|Courtesy: Jeremy Haun|
How I wish that President Obama were visiting the little corner of the world where I grew up because someone there had finally found a cure for cancer, or won the Nobel peace prize, or earned a sports championship. I wish I could celebrate from afar, instead of grieving. Instead, this city that rarely gets mentioned on national news is the site of our nation's deadliest tornado in recent history. I do appreciate that our President will take time to see for himself just how devastated Joplin, Missouri truly is and try to offer comfort to victims and families. The Joplin community is planning a Sunday memorial service.

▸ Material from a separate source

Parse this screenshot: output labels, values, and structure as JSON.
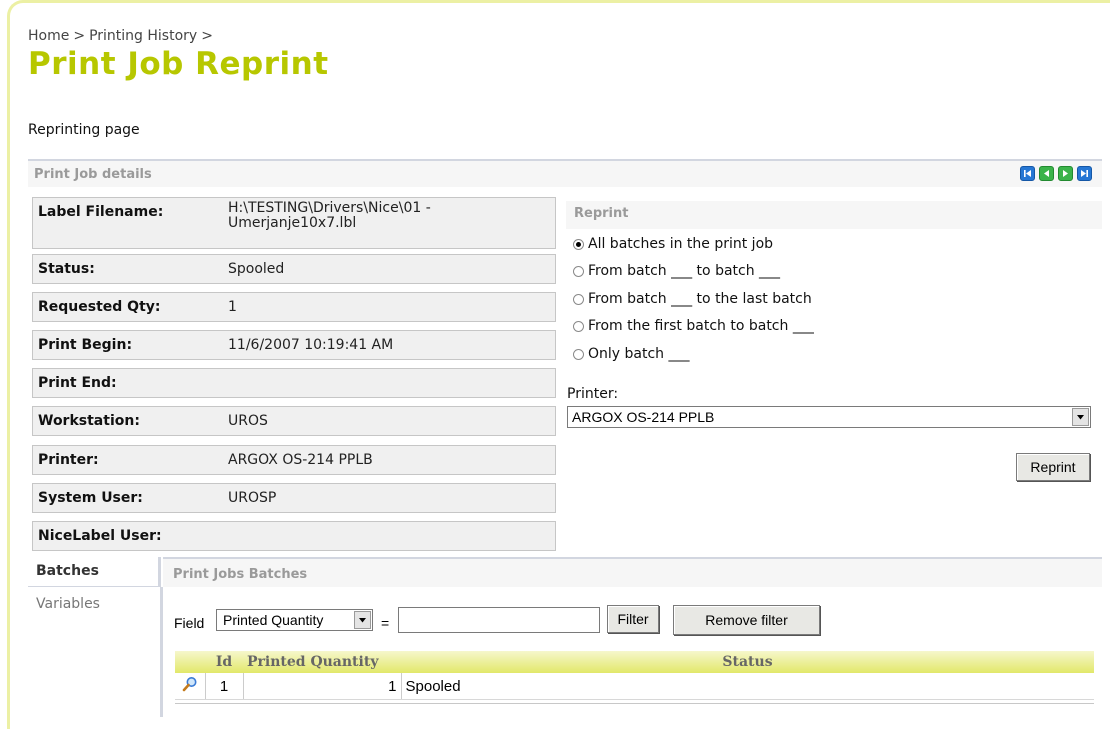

It was with great relief and thankfulness that I heard my brother-in-law's voice on the phone after the tornado had hit last Sunday night , confirming that all of the immediate family shared by him and my sister were safe and sound. Over the past week, it's also been good to see messages from friends and neighbors I grew up with, letting people know they came through unscathed. Far too many of those who are "okay" lost their homes, and a sense of shock still seems to overshadow their everyday lives. I can't even imagine how families who've lost their beloved children or are still looking for loved ones must be coping. It hurts to see Southwest Missourians suffering like this, even if I didn't know all the victims personally. Like many who've moved away from their hometown area (I'm from rural Missouri, so Joplin was the big city where we went to shop at the mall), there will always be a connection.
The best local blogging I've seen about the tragedy is from Joplin teacher Randy Turner
. He seems to be getting the latest facts as quickly as any other media outlets. His reporting includes the essentials in such a tragedy as this, like the first, partial list naming those who'd been killed, finally made public over the weekend.
The city of Joplin is maintaining an effort to keep the community organized in this chaotic time, with its Tornado Information Page.
The Joplin Globe's
reporting includes detailed information about how to return medical records strewn for miles away from the wind-ravaged St. John's hospital. Facebook participants are trying to return family photographs found as far away as Springfield, more than 70 miles away.
How did this happen, why Southwest Missouri, and how did some barely avoid becoming victims themselves? Read my nephew, Jeremy Haun's chilling first-person account
of how his family didn't even realize at first that they were racing against the monstrous tornado. As a professional graphic novel artist, he's accustomed to art with shock value. This was all too real for the guy who's really a family man and softy at heart.
A friend introduced me to counselor Brian Fidler's new blog
where he has begun writing his impressions of this tragedy. I think Fidler has some understanding of the things I'm sensing from afar. There are wonderful expressions of neighborliness, kindness and faith going on, as victims help each other and as thousands of emergency workers and volunteers do what they can to help. Many who survived are working toward goals of securing housing and getting back to their regular jobs. Yet, even the "okay" are not okay, and they'll need lots of prayers and support for a very long time.